U.S. Classification361/679.26, 361/679.46
International ClassificationG06F1/16, G06F1/20, G06F1/26
Cooperative ClassificationG06F1/1688, G06F1/1681, G06F1/1683, G06F1/1658, G06F1/1635, G06F1/1656, G06F1/203, G06F1/1616
European ClassificationG06F1/16P9E1, G06F1/16P9M6, G06F1/16P9M8, G06F1/16P9P4, G06F1/16P9E, G06F1/16P9B, G06F1/16P1F, G06F1/20P
Legal Events
DateCodeEventDescription
Jan 19, 2010FPExpired due to failure to pay maintenance fee
Effective date: 20091202
Dec 2, 2009LAPSLapse for failure to pay maintenance fees
Jun 8, 2009REMIMaintenance fee reminder mailed
May 5, 2005FPAYFee payment
Year of fee payment: 8
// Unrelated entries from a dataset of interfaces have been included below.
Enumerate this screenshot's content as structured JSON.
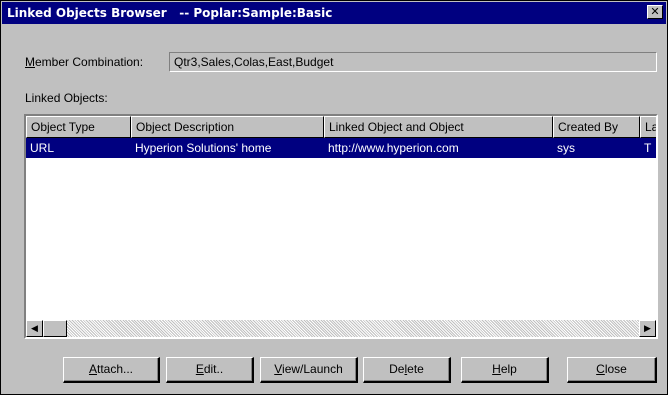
{
  "window": {
    "title": "Linked Objects Browser   -- Poplar:Sample:Basic",
    "close_glyph": "✕"
  },
  "member": {
    "label_hotkey": "M",
    "label_rest": "ember Combination:",
    "value": "Qtr3,Sales,Colas,East,Budget"
  },
  "linked_objects_label": "Linked Objects:",
  "table": {
    "columns": [
      "Object Type",
      "Object Description",
      "Linked Object and Object",
      "Created By",
      "La"
    ],
    "rows": [
      [
        "URL",
        "Hyperion Solutions' home",
        "http://www.hyperion.com",
        "sys",
        "T"
      ]
    ],
    "selected_row": 0
  },
  "scrollbar": {
    "left_arrow": "◀",
    "right_arrow": "▶"
  },
  "buttons": {
    "attach": {
      "hotkey": "A",
      "rest": "ttach..."
    },
    "edit": {
      "hotkey": "E",
      "rest": "dit.."
    },
    "view": {
      "hotkey": "V",
      "rest": "iew/Launch"
    },
    "delete": {
      "pre": "De",
      "hotkey": "l",
      "rest": "ete"
    },
    "help": {
      "hotkey": "H",
      "rest": "elp"
    },
    "close": {
      "hotkey": "C",
      "rest": "lose"
    }
  },
  "colors": {
    "title_bar": "#000080",
    "selection": "#000080",
    "dialog_bg": "#c0c0c0"
  }
}
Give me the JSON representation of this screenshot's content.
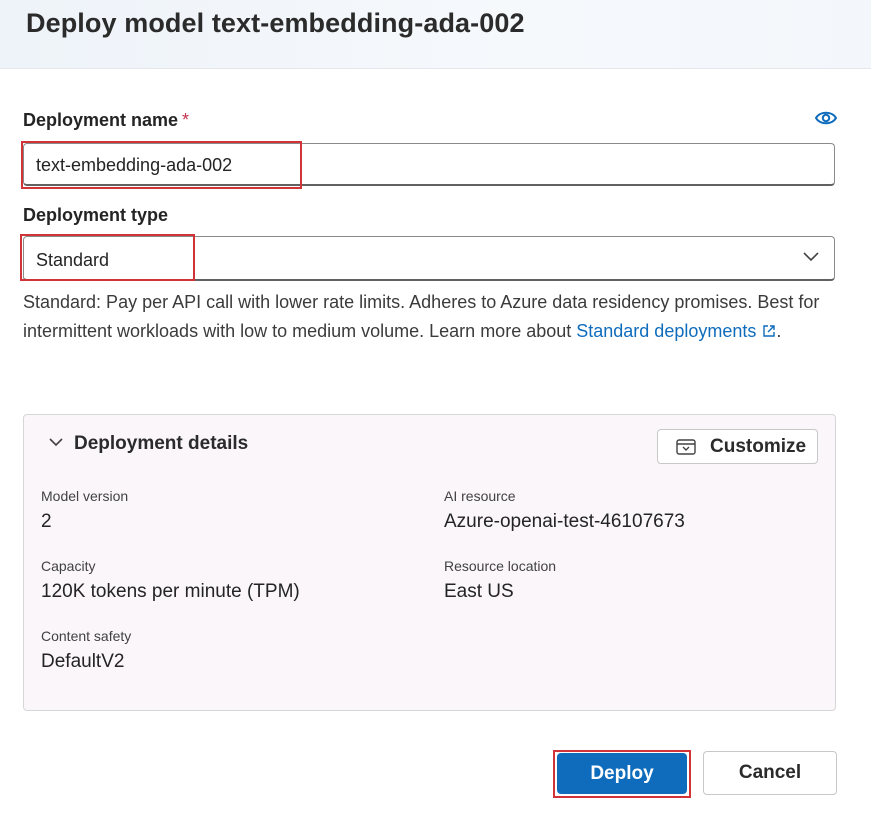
{
  "dialog": {
    "title": "Deploy model text-embedding-ada-002"
  },
  "deployment_name": {
    "label": "Deployment name",
    "required_mark": "*",
    "value": "text-embedding-ada-002",
    "info_icon": "eye-icon"
  },
  "deployment_type": {
    "label": "Deployment type",
    "value": "Standard",
    "icon": "chevron-down-icon",
    "description_pre": "Standard: Pay per API call with lower rate limits. Adheres to Azure data residency promises. Best for intermittent workloads with low to medium volume. Learn more about ",
    "link_text": "Standard deployments",
    "description_post": "."
  },
  "details": {
    "header": "Deployment details",
    "customize_label": "Customize",
    "model_version_label": "Model version",
    "model_version": "2",
    "ai_resource_label": "AI resource",
    "ai_resource": "Azure-openai-test-46107673",
    "capacity_label": "Capacity",
    "capacity": "120K tokens per minute (TPM)",
    "resource_location_label": "Resource location",
    "resource_location": "East US",
    "content_safety_label": "Content safety",
    "content_safety": "DefaultV2"
  },
  "actions": {
    "deploy_label": "Deploy",
    "cancel_label": "Cancel"
  },
  "colors": {
    "accent": "#0f6cbd",
    "highlight": "#d13438",
    "required": "#c4314b"
  }
}
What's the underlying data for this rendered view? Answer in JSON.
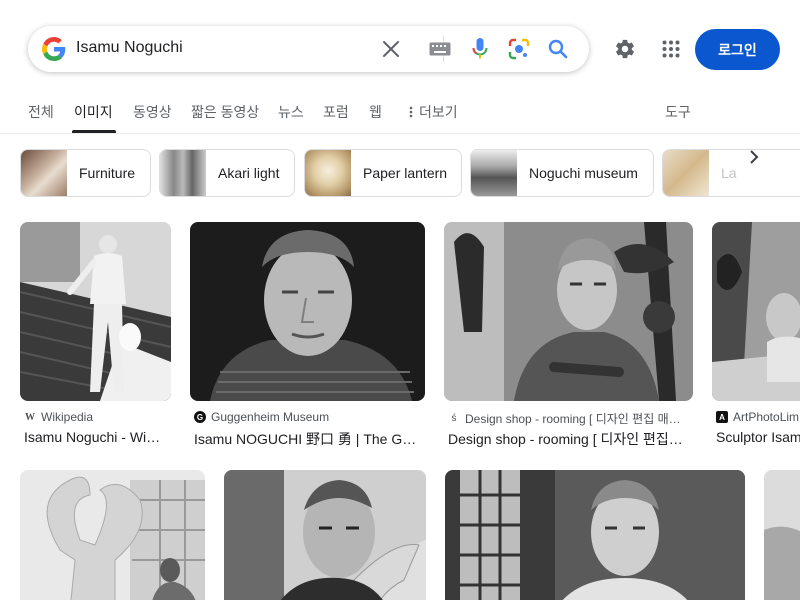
{
  "search": {
    "query": "Isamu Noguchi"
  },
  "header": {
    "login_label": "로그인"
  },
  "tabs": [
    {
      "label": "전체"
    },
    {
      "label": "이미지"
    },
    {
      "label": "동영상"
    },
    {
      "label": "짧은 동영상"
    },
    {
      "label": "뉴스"
    },
    {
      "label": "포럼"
    },
    {
      "label": "웹"
    },
    {
      "label": "더보기"
    },
    {
      "label": "도구"
    }
  ],
  "chips": [
    {
      "label": "Furniture"
    },
    {
      "label": "Akari light"
    },
    {
      "label": "Paper lantern"
    },
    {
      "label": "Noguchi museum"
    },
    {
      "label": "La"
    }
  ],
  "results": [
    {
      "source": "Wikipedia",
      "title": "Isamu Noguchi - Wi…",
      "favicon": "W"
    },
    {
      "source": "Guggenheim Museum",
      "title": "Isamu NOGUCHI 野口 勇 | The G…",
      "favicon": "G"
    },
    {
      "source": "Design shop - rooming [ 디자인 편집 매…",
      "title": "Design shop - rooming [ 디자인 편집…",
      "favicon": "ś"
    },
    {
      "source": "ArtPhotoLim",
      "title": "Sculptor Isam",
      "favicon": "A"
    }
  ],
  "colors": {
    "accent": "#0b57d0",
    "google_blue": "#4285F4",
    "google_red": "#EA4335",
    "google_yellow": "#FBBC05",
    "google_green": "#34A853"
  },
  "icons": [
    "google-logo-icon",
    "clear-icon",
    "keyboard-icon",
    "mic-icon",
    "lens-icon",
    "search-icon",
    "settings-icon",
    "apps-icon",
    "more-vert-icon",
    "chevron-right-icon"
  ]
}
May 10, 2001FPAYFee payment
Year of fee payment: 4
Sep 27, 1995ASAssignment
Owner name: KABUSHIKI KAISHA TOSHIBA, JAPAN
Free format text: ASSIGNMENT OF ASSIGNORS INTEREST;ASSIGNORS:SETO, MASARU;SHIBASAKI, KAZUYA;ITAKURA, HIROAKI;AND OTHERS;REEL/FRAME:007697/0542
Effective date: 19950918